In early 2018, for example, the so-called "Nunes Memo" was supposed to be a blockbuster success for Donald Trump and his allies. Instead, it backfired. A few months later, the president was briefly obsessed with "Spygate," right up until Trump administration officials prepared a briefing for lawmakers that discredited the nonsensical claims.
More recently, Republicans had high hopes about an email former White House National Security Advisor Susan Rice wrote in January 2017, which ended up proving the opposite of what the GOP wanted to see. The same thing happened with the release earlier this summer of intercepted calls between former White House National Security Adviser Michael Flynn and a Russian official, which ended up making Flynn look worse, not better.
Today, it's happening again, with the release of a Senate Republican report about Joe Biden, Hunter Biden, and a Ukrainian energy company.
The "conflicts of interest" report concludes that U.S. officials found Hunter Biden's role on the board of a Ukrainian energy company, Burisma, to be "very awkward" for those in the Obama administration who were at the time pushing an anti-corruption agenda in Ukraine and that Hunter Biden received millions of dollars from sitting on the board of the company. The report, though, provides no evidence that Hunter Biden's position affected U.S. policy.
As a rule, when your adjective of choice is "awkward," you've failed to deliver a meaningful bombshell that will shake-up a national election. (The word came by way of George Kent, a top State Department official who's already debunked Republican anti-Biden talking points.)
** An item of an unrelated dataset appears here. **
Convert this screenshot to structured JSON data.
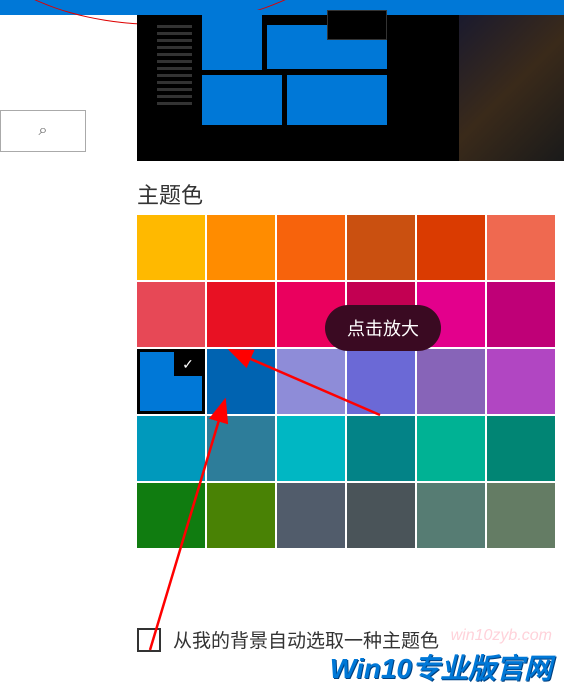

The whole point of the endeavor was to uncover evidence of Biden wrongdoing. It clearly failed.
Indeed, the GOP report, championed by Senate Homeland Security Committee Chairman Ron Johnson (R-Wis.), is already facing widespread derision for being pitiful. Politico described the partisan document, co-authored by Sen. Chuck Grassley (R-Iowa), as "largely a compilation of previously public information -- some of it rehashed anew by witnesses who already testified during the House's impeachment inquiry last year -- as well as news articles and strongly worded insinuations with little evidence to back them up."
The New York Times added, "The report delivered on Wednesday appeared to be little more than a rehashing of unproven allegations that echoed a Russian disinformation campaign." A Washington Post analysis noted that Johnson's document doesn't back up the core GOP conspiracy theory -- "or anything close to it." BuzzFeed concluded, "The 87-page report relies on previously known information, controversial news articles, and right-wing columnists to prop up already debunked allegations."
At a certain level, the end of Johnson's fiasco was predictable. The anti-Biden conspiracy theories have never made any sense, so the fact that his report is a dud shouldn't surprise anyone.
The trouble, however, is that the Wisconsin Republican went out of his way to hype this report before its release, suggesting it would prove devastating to the Democratic former vice president.
It was a curious strategy -- Johnson all but admitted he was running a sham investigation for political purposes -- made worse by the fact that he couldn't deliver much of anything. The GOP senator not only used a Senate committee to go after the rival party's presidential nominee in an election year, he did so in a way that did far more damage to his own credibility than his target's.
Alas, this is the latest in a series of embarrassments for Johnson. It was two years ago when the Wisconsin Republican looked ridiculous after alleging some FBI officials were members of a "secret society" that didn't exist. CNN soon after labeled Johnson "the senator who cried wolf."
The criticism was true at the time. It's even more brutal now.
Update: In the interest of disclosure, I should alert readers to the fact that Johnson's report references my work on page 61.